Fewer College Kids Smoking

cigarette smokingTobacco firms spend $1M a day sponsoring campus events, giveaways, lung association says.

Fewer U.S. college students (1 in 5) are smoking than ever before, but college and university leaders need to take a stand against aggressive tobacco industry marketing tactics to ensure student smoking rates don’t increase, a new American Lung Association report finds.

“Colleges and universities have a responsibility to provide safe spaces in which their students can learn and live. This should include an environment free from secondhand smoke and advertising that encourages young adults to use deadly tobacco products,” Bernadette A. Toomey, president and CEO of the American Lung Association, said in a news release about the report released Sept. 8.

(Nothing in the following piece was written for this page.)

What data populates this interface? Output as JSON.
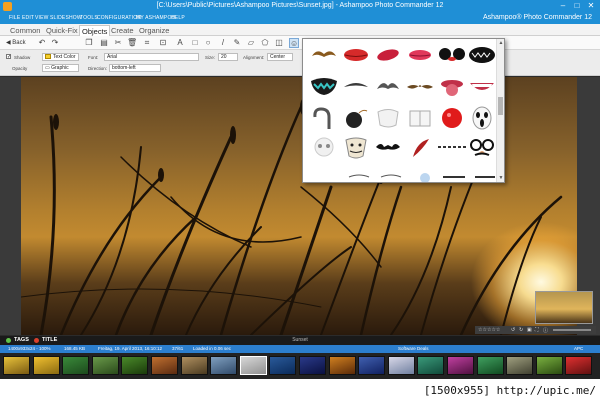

Smoking program aims to kick habit

The Mississippi State University health education and wellness department is teaming up with the ACT Center for Tobacco Treatment, Education and Research in Jackson to offer a tobacco cessation program for students, staff and faculty. The program and medications are provided free of charge and funded through the University Medical Center.

The ACT Tobacco Free Program combines free counseling and medication to treat nicotine addiction. Those who enroll must attend counseling sessions once a week for six weeks or be charged for the medications used during that time.

Facts about Cigarette Smoking and Tobacco

The facts about smoking are hard to deny. Learn the facts about smoking, and learn how to quit!

To say that the facts about smoking are questionable is like saying guns aren’t dangerous. As a result of Inhaling tobacco smoke we greatly increase the potential of heart disease, cancer, breathing issues, potential deadly effects during pregnancy, stomach problems plus gum and teeth problems, these are the real facts about smoking!

Thinking of quitting smoking?

The Kenosha County Tobacco Free Coalition and Racine on the Lake Tobacco Free Coalition are offering the free program, “Helping People Quit: Why Treating Tobacco Dependence Should Be Part of Mental Health and Substance Abuse Programs,” from 11:30 a.m. to 2:30 p.m. Thursday in the Madrigrano Conference Center at Gateway Technical College, 3520 30th Ave., Kenosha.

Discussion will focus on what new studies have shown about the impact of tobacco use within the mental health community. The guest speaker is Dr. Eric Heiligenstein, clinical director of psychiatry at the University of Wisconsin-Madison Health Services. He specializes in the overlap between tobacco use and psychiatric disorders.